Heard in Havana

Heard in Havana

A musical delegation
Spencer Topel
Kati Agocs
Ingrid Arauco
Christopher Wendell Jones
Kai-Young Chan
Jeremy Gill
Amadeus Regucera
Michael Harrison
Cindy Cox
Jennifer Higdon
Third Sound
Sooyun Kim
Romie de Guise-Langlois
Karen Kim
Michael Nicolas
Orion Weiss
Patrick Castillo
Catalog Number: 
new classical

Havana, Cuba

Release Date: 
Feb 14, 2020
Liner Notes: 
1 CD
One Sheet: 

Third Sound, hailed as a “forward-looking, expert ensemble” (The New Yorker), presents its debut album, Heard In Havana, featuring music by ten living American composers.

In November 2015, the American Composers Forum (ACF) sent Third Sound and a delegation of ten composers to Havana, Cuba, to present a program of contemporary American music at the Havana Contemporary Music Festival. The program, presented in Havana’s eighteenth-century Basílicia Menor de San Francisco de Asís, offered a unique snapshot of the vitality and diversity of the contemporary American musical landscape. The concert moreover represented an historic occasion: against the sociopolitical backdrop of normalizing relations between the United States and Cuba, Third Sound presented the first concert entirely comprising contemporary American music, and with all composers in attendance, to take place in Cuba since before the Cuban Revolution.

Heard in Havana documents Third Sound’s Cuba residency, presenting the works performed at the Havana Contemporary Music Festival—music by Kati Agócs, Ingrid Arauco, Kai-Young Chan, Cindy Cox, Jeremy Gill, Michael Harrison, Jennifer Higdon, Christopher Wendell Jones, Amadeus Regucera, and Spencer Topel—all written since 2001 and representing a diverse group of composers from across the United States. The album encompasses a broad spectrum of modern musical aesthetics, reflecting the dynamism of American composition in the twenty-first century.

“When you think of Cuban music, contemporary classical music most likely isn’t the first – or possibly even the fifth – genre that springs to mind. But a group of American composers and musicians couldn’t resist an opportunity to travel to the island to present their own music and seek out their Cuban colleagues’ work... [Third Sound’s program] represented a wide diversity of aesthetics and backgrounds. The 10 composers came from all over the U.S., are at very different points in their careers and have varying degrees of public exposure – from students to a Pulitzer Prize-winner, Jennifer Higdon. And 40 percent of the composers chosen were women.” (Anastasia Tsioulcas. “A New Music Journey From the U.S. to Havana.” NPR Music, December 9, 2015.)

“Throughout this historic concert, Third Sound played with a level of commitment, joy, and ensemble cohesion that belies the short time they have worked together.
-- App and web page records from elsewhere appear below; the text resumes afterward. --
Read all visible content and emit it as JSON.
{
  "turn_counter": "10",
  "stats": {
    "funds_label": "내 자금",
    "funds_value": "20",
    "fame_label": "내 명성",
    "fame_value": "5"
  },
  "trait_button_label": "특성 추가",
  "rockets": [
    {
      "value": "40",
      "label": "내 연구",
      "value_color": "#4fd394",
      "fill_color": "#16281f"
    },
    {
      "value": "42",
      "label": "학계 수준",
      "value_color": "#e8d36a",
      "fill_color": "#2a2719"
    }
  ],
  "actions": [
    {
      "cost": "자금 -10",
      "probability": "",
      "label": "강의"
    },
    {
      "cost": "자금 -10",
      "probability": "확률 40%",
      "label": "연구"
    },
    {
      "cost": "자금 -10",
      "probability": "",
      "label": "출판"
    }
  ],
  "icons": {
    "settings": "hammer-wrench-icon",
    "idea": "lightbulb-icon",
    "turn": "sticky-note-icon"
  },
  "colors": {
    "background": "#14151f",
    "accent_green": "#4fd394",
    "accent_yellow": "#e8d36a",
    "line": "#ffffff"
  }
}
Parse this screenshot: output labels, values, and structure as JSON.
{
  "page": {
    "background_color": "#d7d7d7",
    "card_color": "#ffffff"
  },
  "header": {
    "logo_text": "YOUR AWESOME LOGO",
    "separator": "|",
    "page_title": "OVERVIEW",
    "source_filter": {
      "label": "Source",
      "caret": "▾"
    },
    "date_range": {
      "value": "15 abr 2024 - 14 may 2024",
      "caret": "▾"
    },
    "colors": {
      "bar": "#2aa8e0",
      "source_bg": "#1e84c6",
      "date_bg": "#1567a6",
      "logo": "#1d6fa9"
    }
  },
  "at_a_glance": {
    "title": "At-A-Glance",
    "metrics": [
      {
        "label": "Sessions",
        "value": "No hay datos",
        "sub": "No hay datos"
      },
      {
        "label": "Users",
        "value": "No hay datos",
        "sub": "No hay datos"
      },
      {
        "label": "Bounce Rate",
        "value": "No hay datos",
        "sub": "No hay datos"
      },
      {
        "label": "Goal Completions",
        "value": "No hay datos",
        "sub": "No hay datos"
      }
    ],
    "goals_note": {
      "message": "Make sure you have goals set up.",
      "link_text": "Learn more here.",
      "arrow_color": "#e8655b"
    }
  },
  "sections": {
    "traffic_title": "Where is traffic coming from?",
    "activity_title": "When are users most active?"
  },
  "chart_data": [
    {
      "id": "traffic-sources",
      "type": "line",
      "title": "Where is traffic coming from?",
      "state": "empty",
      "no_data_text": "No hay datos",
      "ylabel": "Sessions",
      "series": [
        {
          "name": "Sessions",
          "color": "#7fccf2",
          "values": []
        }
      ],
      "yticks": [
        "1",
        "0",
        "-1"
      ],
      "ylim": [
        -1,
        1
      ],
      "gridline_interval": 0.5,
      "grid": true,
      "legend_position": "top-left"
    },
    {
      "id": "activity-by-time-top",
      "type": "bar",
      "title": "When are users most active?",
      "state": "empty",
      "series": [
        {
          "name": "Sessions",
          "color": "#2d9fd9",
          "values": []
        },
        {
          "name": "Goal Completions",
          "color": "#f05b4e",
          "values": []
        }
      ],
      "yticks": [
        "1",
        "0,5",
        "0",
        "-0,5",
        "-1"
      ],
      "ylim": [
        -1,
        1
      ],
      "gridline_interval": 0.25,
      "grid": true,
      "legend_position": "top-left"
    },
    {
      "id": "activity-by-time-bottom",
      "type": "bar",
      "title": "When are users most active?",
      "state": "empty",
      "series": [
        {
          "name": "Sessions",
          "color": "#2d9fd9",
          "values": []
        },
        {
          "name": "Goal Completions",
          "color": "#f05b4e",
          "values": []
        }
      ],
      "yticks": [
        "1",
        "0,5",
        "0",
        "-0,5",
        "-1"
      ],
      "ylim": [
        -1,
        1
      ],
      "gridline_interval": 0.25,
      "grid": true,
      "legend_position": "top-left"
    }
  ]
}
The Cuban composers and musicians in attendance were duly enthralled with both the compositions and the performances, which bodes well for future collaborative ventures.” (Arlene & Larry Dunn. “New York-based Third Sound ensemble debuts in Old Havana.” I Care If You Listen, December 15, 2015.)

“Third Sound is already one of the country’s best contemporary music ensembles comprised of New York’s leading chamber musicians. For their debut concert at the Havana Contemporary Music Festival they selected an incredibly diverse range of ten works by leading American composers. Everything was executed with the kind of passion and precision that one only hears from the most experienced ensembles. Working with Third Sound is a composer’s dream!” –Michael Harrison, composer & pianist



"On Heard from Havana, Third Sound celebrates seventy-eight minutes of great music from ten composers who, in all likelihood, have very different relationships with what it is to be “American.” Right now–especially right now–that’s music worth listening to, and an idea worth appreciating." [FULL ARTICLE] - Adam O'Dell


"Heard in Havana shows how difficult, if not impossible, it would be to reduce the multitude of artistic possibilities currently in play to a single, unified expression. This comprehensive collection resoundingly shows the degree to which contemporary American classical music resists easy definition." [FULL ARTICLE



"there aren’t many common threads among the ten pieces chosen. But perhaps that’s the point. An abundant variety of artistic expression is a core value I can also get behind." [FULL ARTICLE] - Andrew Timar


"Many of these structures on Heard in Havana maximize space and silence as musical commentary on modern lives stuffed full of too much clutter, busy-ness and noise, and avoid bright tonal colors in favor of shades of grey and black. "Smash" (by Jennifer Higdon) represents contemporary society's insistence on more speed in communication, in transportation and in general. Flute and violin seem to bounce off the piano, which then sets off in hot pursuit of the flute and violin, chasing faster and faster around to the end. "Smash" suggests the accompaniment to a chase scene in a Bugs Bunny or other classic Warner Bros. cartoon, and simply stops dead like it ran into a brick wall." [FULL ARTICLE] - Chris M. Slawecki